Facebook works a bit like Twitter in that people post their comings and goings but not with near the frequency, or at least that's been my take on it. But, lately I've had one of my Facebook friends spamming his every move on Facebook and it's becoming a bit much. On average for every single post any of my other friends make this guy posts ten messages. I'm sorry but it's spam to me and I can't figure out how to suppress his comments without deleting him as a Facebook friend altogether. He's a very interesting person and I enjoy knowing what's happening in his life but it's sort of like the guy who won't stop talking when all you want is to quietly do your thing.

I was having a conversation with my trainee, Kristy, during a slow time in the sector a few months ago. I was telling her about the scariest movie I'd ever seen; The Town that Dreaded Sundown. Movies don't come any scarier than this one. I'm not much for horror stories but I'll make an exception for this one which is based on a true story. I saw it not long after it first came out when they showed it on the ship I was on in the Navy. That was back in the late 1970s and I haven't seen it since. I've looked for it in rental shops from time to time but nobody seemed to carry it. I don't know that I'd ever looked for it online.

I came into work a couple days ago and Kristy said: "I found that movie you were telling me about". I asked her "what movie?" "You know, that scary movie, the town that dreaded sundown?" She told me she'd found it online and that it ranged in price from around $25 up to $80. She thought it would be a good idea for me to buy it and make copies for everybody to see.
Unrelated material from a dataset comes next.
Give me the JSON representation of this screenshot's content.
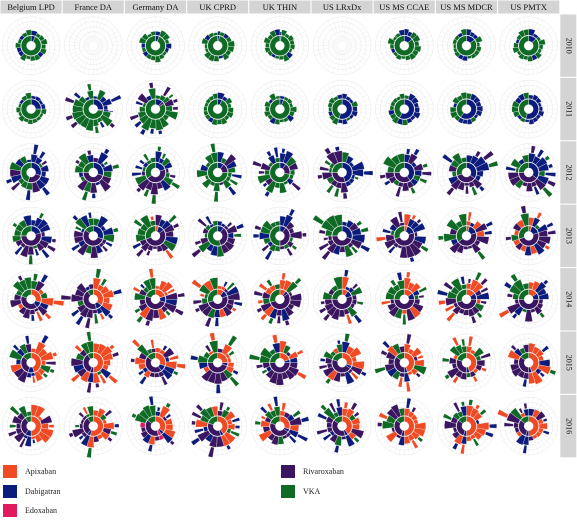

I get it; since I was the one who hyped it up I suppose I could spring for it.

The movie is based on the Texarkana Moonlight Murders.